Prost: F1 needs to be explained
Alain Prost has criticised Formula One for failing to promote itself following the arrival of all-new technology this season.
Four-time F1 world champion Prost was speaking in his capacity as a co-owner of one of the 10 teams due to compete in the world's first all-electric racing series due to start later this year, Formula E.
Prost feels F1 has confused fans by switching to 1.6-litre V6 turbo-charged power units which are assisted by systems that harvest waste energy from the turbo and under braking.
In the build up to this season, however, F1 failed to adequately explain the new technologies to the fans, and as such there has been considerable criticism with regard to the lack of pace of the cars and noise.

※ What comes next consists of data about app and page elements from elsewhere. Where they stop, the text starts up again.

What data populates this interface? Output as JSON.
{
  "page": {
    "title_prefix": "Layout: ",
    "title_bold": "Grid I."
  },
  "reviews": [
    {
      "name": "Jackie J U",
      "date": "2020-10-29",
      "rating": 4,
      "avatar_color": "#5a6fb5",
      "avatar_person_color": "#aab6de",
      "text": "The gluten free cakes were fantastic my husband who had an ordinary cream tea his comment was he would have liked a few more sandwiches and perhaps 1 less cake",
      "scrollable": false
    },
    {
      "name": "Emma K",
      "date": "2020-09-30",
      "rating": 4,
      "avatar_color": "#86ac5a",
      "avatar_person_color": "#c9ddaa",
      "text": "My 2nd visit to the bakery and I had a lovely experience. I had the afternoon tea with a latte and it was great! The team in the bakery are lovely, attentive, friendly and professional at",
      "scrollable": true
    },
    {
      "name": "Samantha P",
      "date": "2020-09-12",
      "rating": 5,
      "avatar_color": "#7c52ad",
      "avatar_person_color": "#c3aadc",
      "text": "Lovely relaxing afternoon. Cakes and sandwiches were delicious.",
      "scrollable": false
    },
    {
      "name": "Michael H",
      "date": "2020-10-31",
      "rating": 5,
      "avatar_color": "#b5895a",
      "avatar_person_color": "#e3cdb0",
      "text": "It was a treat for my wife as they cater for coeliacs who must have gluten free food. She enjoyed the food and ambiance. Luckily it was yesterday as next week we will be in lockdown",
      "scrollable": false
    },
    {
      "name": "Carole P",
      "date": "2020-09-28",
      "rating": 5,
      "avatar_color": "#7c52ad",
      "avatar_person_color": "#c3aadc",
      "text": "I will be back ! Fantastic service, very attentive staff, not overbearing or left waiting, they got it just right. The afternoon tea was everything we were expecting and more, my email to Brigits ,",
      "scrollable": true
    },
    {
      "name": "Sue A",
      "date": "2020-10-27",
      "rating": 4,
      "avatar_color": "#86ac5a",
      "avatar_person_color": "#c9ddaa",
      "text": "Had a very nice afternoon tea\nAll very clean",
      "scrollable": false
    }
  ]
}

Speaking at the launch of the first 10 Formula E cars to be delivered to the headquarters of the teams at Donington Park, Prost said: "Formula One has moved to a very different engine.

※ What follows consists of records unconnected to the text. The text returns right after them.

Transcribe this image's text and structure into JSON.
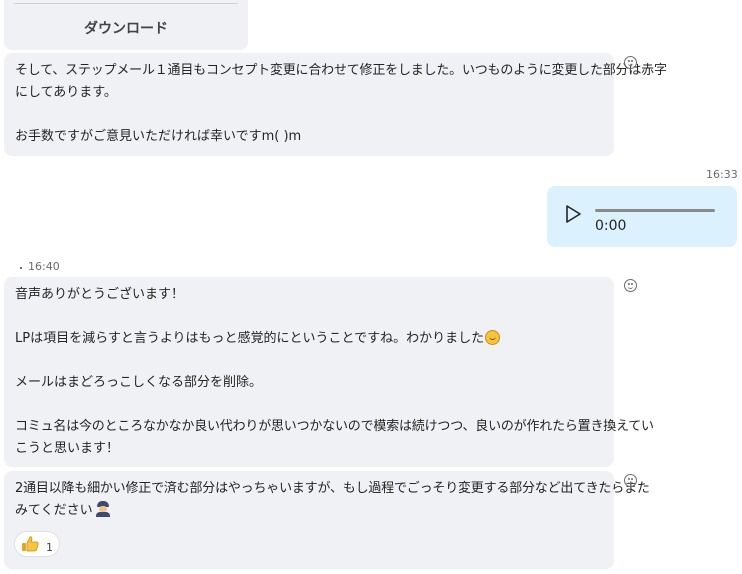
{
  "download_card": {
    "label": "ダウンロード"
  },
  "messages": [
    {
      "lines": [
        "そして、ステップメール１通目もコンセプト変更に合わせて修正をしました。いつものように変更した部分は赤字",
        "にしてあります。",
        "",
        "お手数ですがご意見いただければ幸いですm( )m"
      ]
    },
    {
      "time": "16:33",
      "audio": {
        "elapsed": "0:00",
        "progress": 0
      }
    },
    {
      "time": "16:40",
      "lines": [
        "音声ありがとうございます！",
        "",
        "LPは項目を減らすと言うよりはもっと感覚的にということですね。わかりました",
        "",
        "メールはまどろっこしくなる部分を削除。",
        "",
        "コミュ名は今のところなかなか良い代わりが思いつかないので模索は続けつつ、良いのが作れたら置き換えてい",
        "こうと思います！"
      ],
      "emoji": "smile-emoji"
    },
    {
      "lines": [
        "2通目以降も細かい修正で済む部分はやっちゃいますが、もし過程でごっそり変更する部分など出てきたらまた",
        "みてください"
      ],
      "emoji": "police-emoji",
      "reaction": {
        "icon": "thumbs-up-emoji",
        "count": "1"
      }
    }
  ]
}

"What they are doing is fantastic in a way, but has not been very well explained, and that is a problem.
"At least everybody knows that with Formula E what you see is an electric car, but in Formula One there is sometimes a little bit of confusion.
"I was in London when the first (F1) test took place earlier this year, which was a disaster, but it was not important that one team did five laps or 10 laps.
"What was important was that people, and the media, understood what Formula One was doing and explained what was being done and why.
"At the moment it is not fantastic, it is not really the case because right now the cars have the same power, but are using 30 to 40 per cent less fuel, which is amazing, so big.
"But the fans perhaps do not care too much, so there is a little bit of confusion and young people aren't following and aren't interested.
"With Formula E it is much more interesting, and with the organisers we are all in the same boat. We're bringing new ideas, and that's what I like."
The 59-year-old Frenchman feels it would be wrong to compare F1 and Formula E, and despite the latter operating under the slogan 'the future is electric', does not feel it will ever replace the former.
"I don't think you can replace Formula One with something like this, and that is the good thing," added Prost.
"It's something new, a new formula, a new area, so you can't compare.
"Having a new discipline, going so far into the technology, it's the way to go, and I must say what has so far been done on the technical and marketing side is absolutely exceptional.
"The whole world is talking about Formula E.
"The only things I would say are the same as F1 is that you need to find the money, the sponsors and you need to win, which is part of the game of motor racing."